One of the simplest ways to understand the seriousness of analyses on the Kurdish issue and the outlawed Kurdistan Workers’ Party
(PKK) is to check the soundness of its ties to political reality. In this sense, we could examine the conditions of previous initiatives to form an idea about the new initiative. In 2013, the dynamics that are causally related to the Kurdish issue and the PKK
are quite different than they were in 2009.
The resolution process in 2013 has to take place amidst Arab uprisings that have overwhelmed the region. In the process, the political cleavages in our region resulted in two separate tendencies. The tendency to maintain the Middle East’s decade-long status quo and the tendency to transform against each other have raised tensions. The PKK
and the Kurdish political movement, naively misinterpreting the political vacuum created by the tension between these two tendencies, took a gravely wrong turn.
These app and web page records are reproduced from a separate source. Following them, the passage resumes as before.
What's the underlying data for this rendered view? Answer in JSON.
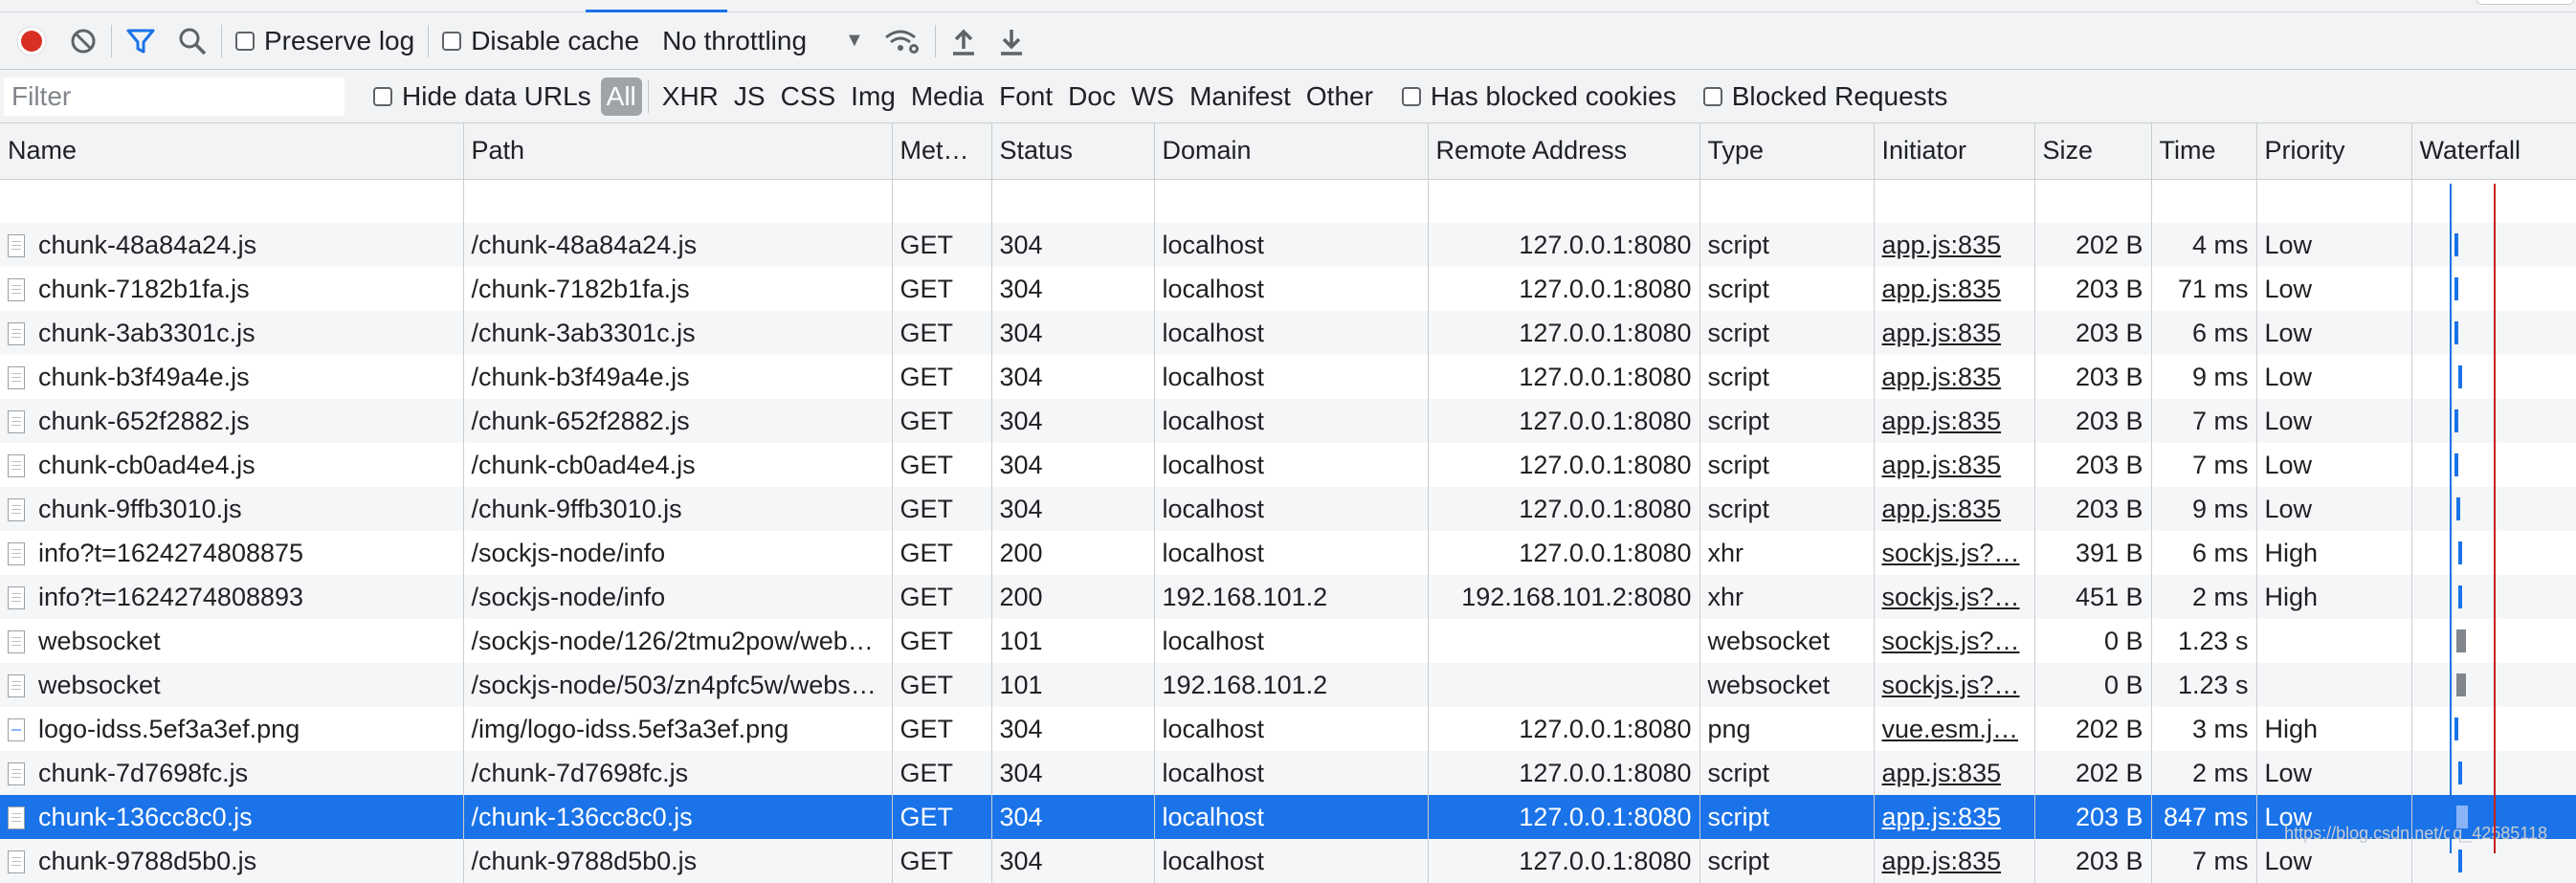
{
  "toolbar": {
    "preserve_log": "Preserve log",
    "disable_cache": "Disable cache",
    "throttling": "No throttling"
  },
  "filterbar": {
    "filter_placeholder": "Filter",
    "hide_data_urls": "Hide data URLs",
    "types": [
      "All",
      "XHR",
      "JS",
      "CSS",
      "Img",
      "Media",
      "Font",
      "Doc",
      "WS",
      "Manifest",
      "Other"
    ],
    "has_blocked_cookies": "Has blocked cookies",
    "blocked_requests": "Blocked Requests"
  },
  "columns": [
    "Name",
    "Path",
    "Met…",
    "Status",
    "Domain",
    "Remote Address",
    "Type",
    "Initiator",
    "Size",
    "Time",
    "Priority",
    "Waterfall"
  ],
  "rows": [
    {
      "name": "chunk-48a84a24.js",
      "path": "/chunk-48a84a24.js",
      "method": "GET",
      "status": "304",
      "domain": "localhost",
      "remote": "127.0.0.1:8080",
      "type": "script",
      "initiator": "app.js:835",
      "size": "202 B",
      "time": "4 ms",
      "priority": "Low"
    },
    {
      "name": "chunk-7182b1fa.js",
      "path": "/chunk-7182b1fa.js",
      "method": "GET",
      "status": "304",
      "domain": "localhost",
      "remote": "127.0.0.1:8080",
      "type": "script",
      "initiator": "app.js:835",
      "size": "203 B",
      "time": "71 ms",
      "priority": "Low"
    },
    {
      "name": "chunk-3ab3301c.js",
      "path": "/chunk-3ab3301c.js",
      "method": "GET",
      "status": "304",
      "domain": "localhost",
      "remote": "127.0.0.1:8080",
      "type": "script",
      "initiator": "app.js:835",
      "size": "203 B",
      "time": "6 ms",
      "priority": "Low"
    },
    {
      "name": "chunk-b3f49a4e.js",
      "path": "/chunk-b3f49a4e.js",
      "method": "GET",
      "status": "304",
      "domain": "localhost",
      "remote": "127.0.0.1:8080",
      "type": "script",
      "initiator": "app.js:835",
      "size": "203 B",
      "time": "9 ms",
      "priority": "Low"
    },
    {
      "name": "chunk-652f2882.js",
      "path": "/chunk-652f2882.js",
      "method": "GET",
      "status": "304",
      "domain": "localhost",
      "remote": "127.0.0.1:8080",
      "type": "script",
      "initiator": "app.js:835",
      "size": "203 B",
      "time": "7 ms",
      "priority": "Low"
    },
    {
      "name": "chunk-cb0ad4e4.js",
      "path": "/chunk-cb0ad4e4.js",
      "method": "GET",
      "status": "304",
      "domain": "localhost",
      "remote": "127.0.0.1:8080",
      "type": "script",
      "initiator": "app.js:835",
      "size": "203 B",
      "time": "7 ms",
      "priority": "Low"
    },
    {
      "name": "chunk-9ffb3010.js",
      "path": "/chunk-9ffb3010.js",
      "method": "GET",
      "status": "304",
      "domain": "localhost",
      "remote": "127.0.0.1:8080",
      "type": "script",
      "initiator": "app.js:835",
      "size": "203 B",
      "time": "9 ms",
      "priority": "Low"
    },
    {
      "name": "info?t=1624274808875",
      "path": "/sockjs-node/info",
      "method": "GET",
      "status": "200",
      "domain": "localhost",
      "remote": "127.0.0.1:8080",
      "type": "xhr",
      "initiator": "sockjs.js?…",
      "size": "391 B",
      "time": "6 ms",
      "priority": "High"
    },
    {
      "name": "info?t=1624274808893",
      "path": "/sockjs-node/info",
      "method": "GET",
      "status": "200",
      "domain": "192.168.101.2",
      "remote": "192.168.101.2:8080",
      "type": "xhr",
      "initiator": "sockjs.js?…",
      "size": "451 B",
      "time": "2 ms",
      "priority": "High"
    },
    {
      "name": "websocket",
      "path": "/sockjs-node/126/2tmu2pow/web…",
      "method": "GET",
      "status": "101",
      "domain": "localhost",
      "remote": "",
      "type": "websocket",
      "initiator": "sockjs.js?…",
      "size": "0 B",
      "time": "1.23 s",
      "priority": ""
    },
    {
      "name": "websocket",
      "path": "/sockjs-node/503/zn4pfc5w/webs…",
      "method": "GET",
      "status": "101",
      "domain": "192.168.101.2",
      "remote": "",
      "type": "websocket",
      "initiator": "sockjs.js?…",
      "size": "0 B",
      "time": "1.23 s",
      "priority": ""
    },
    {
      "name": "logo-idss.5ef3a3ef.png",
      "path": "/img/logo-idss.5ef3a3ef.png",
      "method": "GET",
      "status": "304",
      "domain": "localhost",
      "remote": "127.0.0.1:8080",
      "type": "png",
      "initiator": "vue.esm.j…",
      "size": "202 B",
      "time": "3 ms",
      "priority": "High"
    },
    {
      "name": "chunk-7d7698fc.js",
      "path": "/chunk-7d7698fc.js",
      "method": "GET",
      "status": "304",
      "domain": "localhost",
      "remote": "127.0.0.1:8080",
      "type": "script",
      "initiator": "app.js:835",
      "size": "202 B",
      "time": "2 ms",
      "priority": "Low"
    },
    {
      "name": "chunk-136cc8c0.js",
      "path": "/chunk-136cc8c0.js",
      "method": "GET",
      "status": "304",
      "domain": "localhost",
      "remote": "127.0.0.1:8080",
      "type": "script",
      "initiator": "app.js:835",
      "size": "203 B",
      "time": "847 ms",
      "priority": "Low"
    },
    {
      "name": "chunk-9788d5b0.js",
      "path": "/chunk-9788d5b0.js",
      "method": "GET",
      "status": "304",
      "domain": "localhost",
      "remote": "127.0.0.1:8080",
      "type": "script",
      "initiator": "app.js:835",
      "size": "203 B",
      "time": "7 ms",
      "priority": "Low"
    }
  ],
  "selected_row": 13,
  "watermark": "https://blog.csdn.net/qq_42585118",
  "colors": {
    "accent": "#1a73e8",
    "record": "#d93025",
    "selected": "#1a73e8"
  }
}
When the PKK
pulled the trigger for the very first time, it was not because it had to, but because it consciously chose to be in an armed conflict. And today, it must lay down its arms, not because it chooses to do, but because it has to if it wants to become a serious political actor. The PKK
has to accept that it has been long purchased, in terms of Turkey’s social sensitivities, politics, economy and foreign policy, as an ordinary factor, an implicit collateral damage, and most importantly a problem that has been managed in one way or another for the last 30 years. In this sense, neither the state nor the Justice and Development Party (AK Party) is who the PKK
needs to address directly. The only audience to which the PKK
should be accountable is the Turkish people. Ironically, one of the challenges the PKK
will have to face in the upcoming process is rebuilding its ties to the Kurdish issue. The only condition for the PKK
— which has managed to remain indifferent to the Kurdish issue, Turkey’s democratic consolidation and the transformation in the region, thus turning itself into an anachronistic actor — to be rendered meaningful again is to lay down its arms.
The PKK, whose response to Turkey’s crude implementation of Kemalist principles with no underlying constructive political motive after the 1980 coup d’état was to pick up arms, did not change anything, except to contribute to the strengthening of the military-judiciary tutelage in the most vulgar way. The myth that claims Kurds would not have attained any of their rights had it not been for the PKK, fails to be anything but a cheap imitation of the savior mission the military-judiciary tutelage saw fit for it. On the contrary, the PKK
not only became one of the main actors impeding Turkey’s democratic consolidation, but also shifted the Kurdish people’s struggle for rights from a problem that only concerned the elite to a cultural trauma. Today the PKK
has to step up and pay the price for its role as an obstacle along Turkish people’s path to the democratic standards they desire. When seen from this perspective, imprisoned PKK
leader Abdullah Öcalan is the last chance, not for the government, but for the PKK!